Microservice architecture is used for cloud computing and systems with complex data processing requirements. For example, a payment processing system built on microservices can handle multiple types of transactions from millions of users without slowing down. Engineers can experiment with new microservices without taking systems offline because surrounding services are independent.

Peer-to-Peer Architecture Pattern

Another decentralized software architecture available to software engineers is the peer-to-peer pattern. A peer-to-peer system is built on the concept that each user - or peer - acts as a client as well as a server. Users exchange data with each other without an intermediary filter and interactions are regulated by the availability of peers.

A significant benefit of the peer-to-peer pattern is that it lacks a single chokepoint. The absence of routers and APIs leads to quicker downloads as well as greater freedom to explore available data. Additional benefits of peer-to-peer architecture include:

  • Resilience to faults because peers step in to cover inaccessible servers
  • Minimal upfront and hosting expenses as clients double as servers
  • Systems with large numbers of peers ensure high bandwidth

Peer-to-peer concepts have been used for online gaming and file-sharing services for decades. The most recent applications of this software architecture pattern involve cryptocurrencies like Bitcoin. Peer-to-peer architecture works well for systems where users need low barriers to interaction with each other.

Become an Expert in Software Architecture Patterns at Baylor University

You can learn to effectively deploy these patterns in Baylor University’s Online Masters of Computer Science degree programs. Students in the Software Engineering track explore the intricacies of software design with experienced faculty. This degree was developed with Association for Computer Machinery standards for ethics and problem-solving in mind.

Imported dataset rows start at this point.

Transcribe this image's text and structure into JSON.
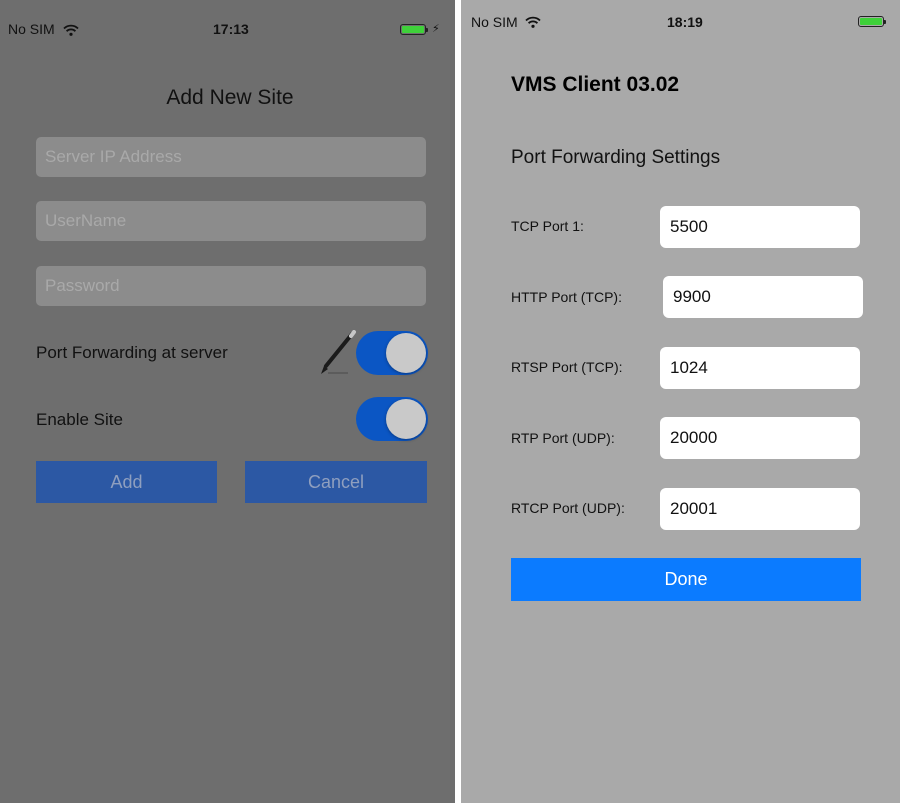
{
  "left_screen": {
    "status_bar": {
      "carrier": "No SIM",
      "time": "17:13"
    },
    "title": "Add New Site",
    "fields": {
      "server_ip": {
        "placeholder": "Server IP Address",
        "value": ""
      },
      "username": {
        "placeholder": "UserName",
        "value": ""
      },
      "password": {
        "placeholder": "Password",
        "value": ""
      }
    },
    "port_forwarding": {
      "label": "Port Forwarding at server",
      "on": true,
      "icon": "pencil-icon"
    },
    "enable_site": {
      "label": "Enable Site",
      "on": true
    },
    "buttons": {
      "add": "Add",
      "cancel": "Cancel"
    }
  },
  "right_screen": {
    "status_bar": {
      "carrier": "No SIM",
      "time": "18:19"
    },
    "title": "VMS Client 03.02",
    "subtitle": "Port Forwarding Settings",
    "ports": [
      {
        "label": "TCP Port 1:",
        "value": "5500"
      },
      {
        "label": "HTTP Port (TCP):",
        "value": "9900"
      },
      {
        "label": "RTSP Port (TCP):",
        "value": "1024"
      },
      {
        "label": "RTP Port (UDP):",
        "value": "20000"
      },
      {
        "label": "RTCP Port (UDP):",
        "value": "20001"
      }
    ],
    "done_label": "Done"
  },
  "colors": {
    "toggle_on": "#0b56c4",
    "left_button": "#2c58a4",
    "done_button": "#0b7bff",
    "battery": "#3fd13a"
  }
}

Incoming students are not required to hold undergraduate degrees in computer science for admission. This program accepts applicants with other STEM degrees along with programming knowledge. Advanced coursework on the following topics provides important foundations for future engineers:

  • Advanced Object-Oriented Development
  • Advanced Software Engineering
  • Distributed Systems
  • Software Verification & Validation

Degree candidates learn more than how to use software architecture patterns at Baylor University. The university imbues its students with the spirit of innovation necessary for the challenges of tomorrow. U.S. News & World Report recognized this impact by ranking Baylor No. 34 in its Most Innovative Schools ranking.

Find out more about how Baylor University can elevate your software engineering career by requesting a program brochure today.